DATA FOR PROCESSING: Begin
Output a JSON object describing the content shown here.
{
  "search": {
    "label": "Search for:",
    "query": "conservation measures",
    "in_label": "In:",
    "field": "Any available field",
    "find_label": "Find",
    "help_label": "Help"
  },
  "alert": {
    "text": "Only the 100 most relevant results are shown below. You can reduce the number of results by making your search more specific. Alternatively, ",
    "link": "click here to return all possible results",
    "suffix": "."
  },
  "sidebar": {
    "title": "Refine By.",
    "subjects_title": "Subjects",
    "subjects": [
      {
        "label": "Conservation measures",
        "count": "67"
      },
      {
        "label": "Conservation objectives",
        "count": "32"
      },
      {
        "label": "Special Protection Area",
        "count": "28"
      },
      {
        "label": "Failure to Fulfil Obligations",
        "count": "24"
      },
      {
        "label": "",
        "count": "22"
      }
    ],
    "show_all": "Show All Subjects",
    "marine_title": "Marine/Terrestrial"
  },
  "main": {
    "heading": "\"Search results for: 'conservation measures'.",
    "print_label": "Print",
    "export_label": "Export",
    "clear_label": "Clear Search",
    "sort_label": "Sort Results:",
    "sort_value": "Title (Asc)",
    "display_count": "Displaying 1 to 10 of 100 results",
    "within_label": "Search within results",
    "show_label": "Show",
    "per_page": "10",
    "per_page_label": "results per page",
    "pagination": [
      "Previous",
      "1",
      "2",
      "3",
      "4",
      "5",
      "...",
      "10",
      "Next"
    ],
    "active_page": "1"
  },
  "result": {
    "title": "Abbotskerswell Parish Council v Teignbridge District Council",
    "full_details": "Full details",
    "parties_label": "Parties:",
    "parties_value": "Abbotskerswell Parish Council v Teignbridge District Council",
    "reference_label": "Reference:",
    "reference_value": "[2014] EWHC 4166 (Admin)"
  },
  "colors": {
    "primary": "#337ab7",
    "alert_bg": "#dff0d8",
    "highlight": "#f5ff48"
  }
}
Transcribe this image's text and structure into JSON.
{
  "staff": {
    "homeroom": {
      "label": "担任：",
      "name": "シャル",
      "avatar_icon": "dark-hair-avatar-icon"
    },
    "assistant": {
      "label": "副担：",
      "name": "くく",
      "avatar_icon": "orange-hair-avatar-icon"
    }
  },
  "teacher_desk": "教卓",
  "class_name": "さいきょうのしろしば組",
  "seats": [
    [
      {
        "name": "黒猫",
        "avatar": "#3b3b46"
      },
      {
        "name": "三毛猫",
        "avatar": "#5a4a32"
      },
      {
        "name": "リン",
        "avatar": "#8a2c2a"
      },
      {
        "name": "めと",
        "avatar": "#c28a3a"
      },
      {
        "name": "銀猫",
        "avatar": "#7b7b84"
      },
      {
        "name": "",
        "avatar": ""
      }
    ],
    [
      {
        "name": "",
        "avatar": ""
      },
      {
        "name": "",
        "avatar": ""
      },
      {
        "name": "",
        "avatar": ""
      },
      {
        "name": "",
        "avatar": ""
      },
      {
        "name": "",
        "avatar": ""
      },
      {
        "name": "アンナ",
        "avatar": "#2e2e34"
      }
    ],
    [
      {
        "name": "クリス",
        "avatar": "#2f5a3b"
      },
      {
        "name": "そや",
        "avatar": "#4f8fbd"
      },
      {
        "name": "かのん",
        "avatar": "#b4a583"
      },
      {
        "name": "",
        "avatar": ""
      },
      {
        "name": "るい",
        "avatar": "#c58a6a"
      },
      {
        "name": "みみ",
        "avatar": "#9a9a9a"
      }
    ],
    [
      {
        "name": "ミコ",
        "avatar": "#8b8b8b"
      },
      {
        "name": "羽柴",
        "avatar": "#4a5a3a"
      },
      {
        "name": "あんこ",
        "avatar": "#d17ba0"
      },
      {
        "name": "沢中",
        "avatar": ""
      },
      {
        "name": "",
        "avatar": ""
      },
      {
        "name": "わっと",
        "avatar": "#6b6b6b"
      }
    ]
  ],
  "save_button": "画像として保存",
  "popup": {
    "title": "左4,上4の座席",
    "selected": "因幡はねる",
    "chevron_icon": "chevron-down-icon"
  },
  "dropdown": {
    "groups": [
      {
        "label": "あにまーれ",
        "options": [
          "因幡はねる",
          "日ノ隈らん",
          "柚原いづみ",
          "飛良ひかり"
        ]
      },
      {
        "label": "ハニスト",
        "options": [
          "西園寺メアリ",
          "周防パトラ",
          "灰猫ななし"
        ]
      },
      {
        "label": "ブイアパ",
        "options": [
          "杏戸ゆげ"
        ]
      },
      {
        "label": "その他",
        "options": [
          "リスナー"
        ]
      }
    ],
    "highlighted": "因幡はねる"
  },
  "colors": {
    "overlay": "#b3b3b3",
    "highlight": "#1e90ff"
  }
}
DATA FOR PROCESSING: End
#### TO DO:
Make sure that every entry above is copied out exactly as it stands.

#### OUTPUT OF THE TASK:
Output a JSON object describing the content shown here.
{
  "search": {
    "label": "Search for:",
    "query": "conservation measures",
    "in_label": "In:",
    "field": "Any available field",
    "find_label": "Find",
    "help_label": "Help"
  },
  "alert": {
    "text": "Only the 100 most relevant results are shown below. You can reduce the number of results by making your search more specific. Alternatively, ",
    "link": "click here to return all possible results",
    "suffix": "."
  },
  "sidebar": {
    "title": "Refine By.",
    "subjects_title": "Subjects",
    "subjects": [
      {
        "label": "Conservation measures",
        "count": "67"
      },
      {
        "label": "Conservation objectives",
        "count": "32"
      },
      {
        "label": "Special Protection Area",
        "count": "28"
      },
      {
        "label": "Failure to Fulfil Obligations",
        "count": "24"
      },
      {
        "label": "",
        "count": "22"
      }
    ],
    "show_all": "Show All Subjects",
    "marine_title": "Marine/Terrestrial"
  },
  "main": {
    "heading": "\"Search results for: 'conservation measures'.",
    "print_label": "Print",
    "export_label": "Export",
    "clear_label": "Clear Search",
    "sort_label": "Sort Results:",
    "sort_value": "Title (Asc)",
    "display_count": "Displaying 1 to 10 of 100 results",
    "within_label": "Search within results",
    "show_label": "Show",
    "per_page": "10",
    "per_page_label": "results per page",
    "pagination": [
      "Previous",
      "1",
      "2",
      "3",
      "4",
      "5",
      "...",
      "10",
      "Next"
    ],
    "active_page": "1"
  },
  "result": {
    "title": "Abbotskerswell Parish Council v Teignbridge District Council",
    "full_details": "Full details",
    "parties_label": "Parties:",
    "parties_value": "Abbotskerswell Parish Council v Teignbridge District Council",
    "reference_label": "Reference:",
    "reference_value": "[2014] EWHC 4166 (Admin)"
  },
  "colors": {
    "primary": "#337ab7",
    "alert_bg": "#dff0d8",
    "highlight": "#f5ff48"
  }
}
Transcribe this image's text and structure into JSON.
{
  "staff": {
    "homeroom": {
      "label": "担任：",
      "name": "シャル",
      "avatar_icon": "dark-hair-avatar-icon"
    },
    "assistant": {
      "label": "副担：",
      "name": "くく",
      "avatar_icon": "orange-hair-avatar-icon"
    }
  },
  "teacher_desk": "教卓",
  "class_name": "さいきょうのしろしば組",
  "seats": [
    [
      {
        "name": "黒猫",
        "avatar": "#3b3b46"
      },
      {
        "name": "三毛猫",
        "avatar": "#5a4a32"
      },
      {
        "name": "リン",
        "avatar": "#8a2c2a"
      },
      {
        "name": "めと",
        "avatar": "#c28a3a"
      },
      {
        "name": "銀猫",
        "avatar": "#7b7b84"
      },
      {
        "name": "",
        "avatar": ""
      }
    ],
    [
      {
        "name": "",
        "avatar": ""
      },
      {
        "name": "",
        "avatar": ""
      },
      {
        "name": "",
        "avatar": ""
      },
      {
        "name": "",
        "avatar": ""
      },
      {
        "name": "",
        "avatar": ""
      },
      {
        "name": "アンナ",
        "avatar": "#2e2e34"
      }
    ],
    [
      {
        "name": "クリス",
        "avatar": "#2f5a3b"
      },
      {
        "name": "そや",
        "avatar": "#4f8fbd"
      },
      {
        "name": "かのん",
        "avatar": "#b4a583"
      },
      {
        "name": "",
        "avatar": ""
      },
      {
        "name": "るい",
        "avatar": "#c58a6a"
      },
      {
        "name": "みみ",
        "avatar": "#9a9a9a"
      }
    ],
    [
      {
        "name": "ミコ",
        "avatar": "#8b8b8b"
      },
      {
        "name": "羽柴",
        "avatar": "#4a5a3a"
      },
      {
        "name": "あんこ",
        "avatar": "#d17ba0"
      },
      {
        "name": "沢中",
        "avatar": ""
      },
      {
        "name": "",
        "avatar": ""
      },
      {
        "name": "わっと",
        "avatar": "#6b6b6b"
      }
    ]
  ],
  "save_button": "画像として保存",
  "popup": {
    "title": "左4,上4の座席",
    "selected": "因幡はねる",
    "chevron_icon": "chevron-down-icon"
  },
  "dropdown": {
    "groups": [
      {
        "label": "あにまーれ",
        "options": [
          "因幡はねる",
          "日ノ隈らん",
          "柚原いづみ",
          "飛良ひかり"
        ]
      },
      {
        "label": "ハニスト",
        "options": [
          "西園寺メアリ",
          "周防パトラ",
          "灰猫ななし"
        ]
      },
      {
        "label": "ブイアパ",
        "options": [
          "杏戸ゆげ"
        ]
      },
      {
        "label": "その他",
        "options": [
          "リスナー"
        ]
      }
    ],
    "highlighted": "因幡はねる"
  },
  "colors": {
    "overlay": "#b3b3b3",
    "highlight": "#1e90ff"
  }
}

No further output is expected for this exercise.